## Requirement
Would you copy the records exactly, leaving the pictures out?

## Interface dataset entries
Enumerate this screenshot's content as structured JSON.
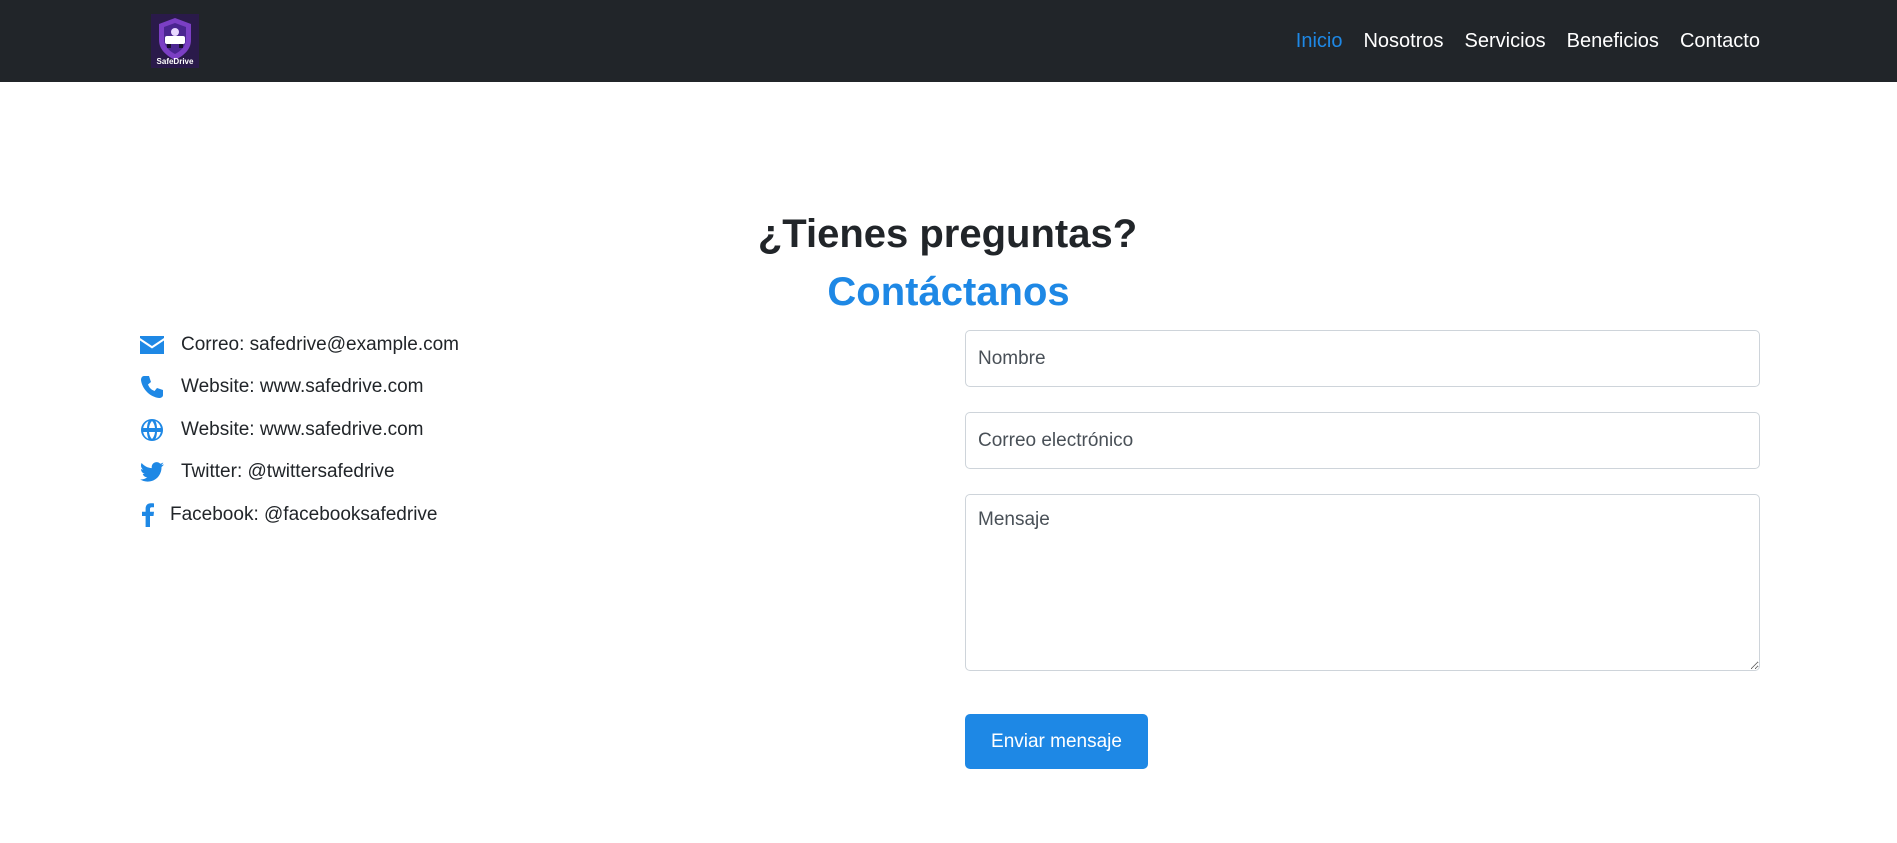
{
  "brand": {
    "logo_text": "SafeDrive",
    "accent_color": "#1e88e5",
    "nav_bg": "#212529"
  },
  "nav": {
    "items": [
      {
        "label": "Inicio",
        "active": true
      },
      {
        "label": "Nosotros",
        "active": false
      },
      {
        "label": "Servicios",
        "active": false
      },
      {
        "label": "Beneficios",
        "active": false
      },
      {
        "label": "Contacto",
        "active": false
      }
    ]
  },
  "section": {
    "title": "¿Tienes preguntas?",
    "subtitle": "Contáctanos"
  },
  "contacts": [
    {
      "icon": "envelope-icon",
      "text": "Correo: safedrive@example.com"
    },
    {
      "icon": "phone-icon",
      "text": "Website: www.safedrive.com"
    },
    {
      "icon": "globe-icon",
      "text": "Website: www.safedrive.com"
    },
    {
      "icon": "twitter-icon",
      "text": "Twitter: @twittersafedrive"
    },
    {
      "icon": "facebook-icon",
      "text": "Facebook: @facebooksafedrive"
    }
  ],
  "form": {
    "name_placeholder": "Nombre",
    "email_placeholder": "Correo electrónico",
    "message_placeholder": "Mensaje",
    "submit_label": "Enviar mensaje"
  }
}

## Exercise answer
Enumerate this screenshot's content as structured JSON.
{
  "brand": {
    "logo_text": "SafeDrive",
    "accent_color": "#1e88e5",
    "nav_bg": "#212529"
  },
  "nav": {
    "items": [
      {
        "label": "Inicio",
        "active": true
      },
      {
        "label": "Nosotros",
        "active": false
      },
      {
        "label": "Servicios",
        "active": false
      },
      {
        "label": "Beneficios",
        "active": false
      },
      {
        "label": "Contacto",
        "active": false
      }
    ]
  },
  "section": {
    "title": "¿Tienes preguntas?",
    "subtitle": "Contáctanos"
  },
  "contacts": [
    {
      "icon": "envelope-icon",
      "text": "Correo: safedrive@example.com"
    },
    {
      "icon": "phone-icon",
      "text": "Website: www.safedrive.com"
    },
    {
      "icon": "globe-icon",
      "text": "Website: www.safedrive.com"
    },
    {
      "icon": "twitter-icon",
      "text": "Twitter: @twittersafedrive"
    },
    {
      "icon": "facebook-icon",
      "text": "Facebook: @facebooksafedrive"
    }
  ],
  "form": {
    "name_placeholder": "Nombre",
    "email_placeholder": "Correo electrónico",
    "message_placeholder": "Mensaje",
    "submit_label": "Enviar mensaje"
  }
}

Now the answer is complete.